The nonprofit organization Living Goods uses an Avon-like door-to-door model to deliver low-cost, high-impact drugs and much-needed basic household goods to families in Uganda and Kenya. Last year 975 of these traveling micro-entrepreneurs treated more 200,000 children for deadly diseases, provided products and support for 28,000 pregnant women, and sold more than 17,000 clean-burning cook stoves.
The mission of Living Goods, to deliver "life-changing products to the doorsteps of the poor," also means providing anti-malaria treatments, fortified foods, and even solar lamps, reading glasses, soaps, and sanitary pads that can dramatically improve the health and well-being of families who live on a few hundred dollars per year.
At the same time, Living Goods views its clients not as helpless victims but as resilient entrepreneurs and value-conscious consumers.
Mr. Slaughter comes from a background in business and entrepreneurship, having founded and run TravelSmith, the travel clothing and accessories company. He sold it in 2004 and began to look for a new challenge.
He didn't have long to wait. The problem of helping underserved people in Africa soon caught his attention. His "ah ha" moment came when he realized many Africans had trouble getting from remote villages to a store. They needed the store to come to them.
His idea: "Let's get [sales] people out of their chairs, out of their stores, out into the community, knocking on doors, going to schools, churches, so forth," he says.
That's when Avon's long-running, highly successful model came to mind. Much of Africa today, he realized, bears resemblance to late 19th-century America, when Avon was founded. In rural America 120 years ago the "poor had little access to [high-]quality products," he says. It was also a time and place "where women wanted a source of cash income, but they couldn't go down to WalMart. And there were strong social connections."
Slaughter decided to become an Avon lady himself for a time to learn the model. "That was the beginning of my research," he says. "We shamelessly borrowed from Avon."
Today Living Goods representatives, usually local women, earn important income for their families while providing useful products and health information to other African women. Its approach has proved so promising that this year Slaughter and Living Goods were named as one of 24 global social entrepreneurs of the year by the Schwab Foundation for Social Entrepreneurship in Geneva, Switzerland.
While the Avon model may be more than a century old, a relatively new piece of technology – the mobile phone – is putting a new twist on Living Goods' door-to-door sales. Just a few years ago only about 35 percent of the people in Uganda had mobile phones; today it's about 80 percent. And per-minute calling charges have dropped drastically too.
Customers can call their Living Goods representative and make orders for delivery to their door; just as important, Living Goods can text its customers with news about its products and how to use them properly.
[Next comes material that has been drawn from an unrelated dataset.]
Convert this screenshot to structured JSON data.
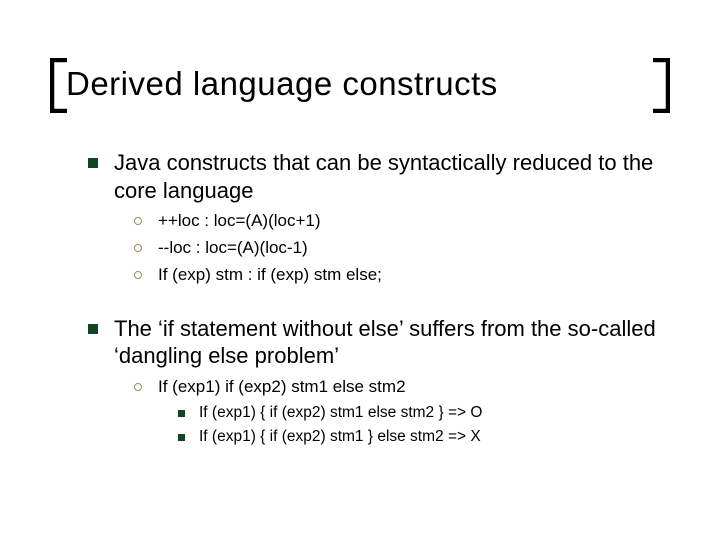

Living Goods representatives receive two and a half weeks of training, along with regular refresher courses. Each is issued a "Business in a Bag" that includes a uniform, T-shirt, hat, and apron, all with the Living Goods logo. They also receive a display case to put in their homes to create a home store, and a Living Goods sign to put on their door. Each representative wears a badge with her phone number so that clients can easily jot it down.
As it grows Living Goods also expects to become known as a highly trusted "brand." Africa confronts two major problems in delivering drugs to patients. At local clinics popular drugs are often out of stock. And many of the drugs in circulation are counterfeits. Living Goods has addressed both problems by setting up its own distribution network and doing independent testing on the drugs it sells.
While Living Goods maintains an office in San Francisco, staff members spend 30 to 60 percent of their time in Africa. The organization spends little time or resources on fund-raising. No Kickstarter campaigns.
"We don't do grass-roots fundraising," Slaughter says. Instead, it goes to a few big donors "who are energized like we are about addressing social problems at great scale using the tools of business.
"Almost all of them are successful business people" who want to apply their money and business skills to solving social problems, he says.
Living Goods, Slaughter says, doesn't even think of itself a charity, though it is a registered nonprofit.
"Nothing about what we do is a handout," he says. "It's really about empowerment. It's about giving people the tools they need to improve on their own."
It's also a proponent of the "please steal this idea" philosophy. Slaughter knows that Living Goods can't solve the immense problems of Africa on its own. But he hopes it can become a successful model that other organizations will want to adopt and adapt for themselves.
"If you want to make a difference on a big scale," he says, "that's the only way to go about it."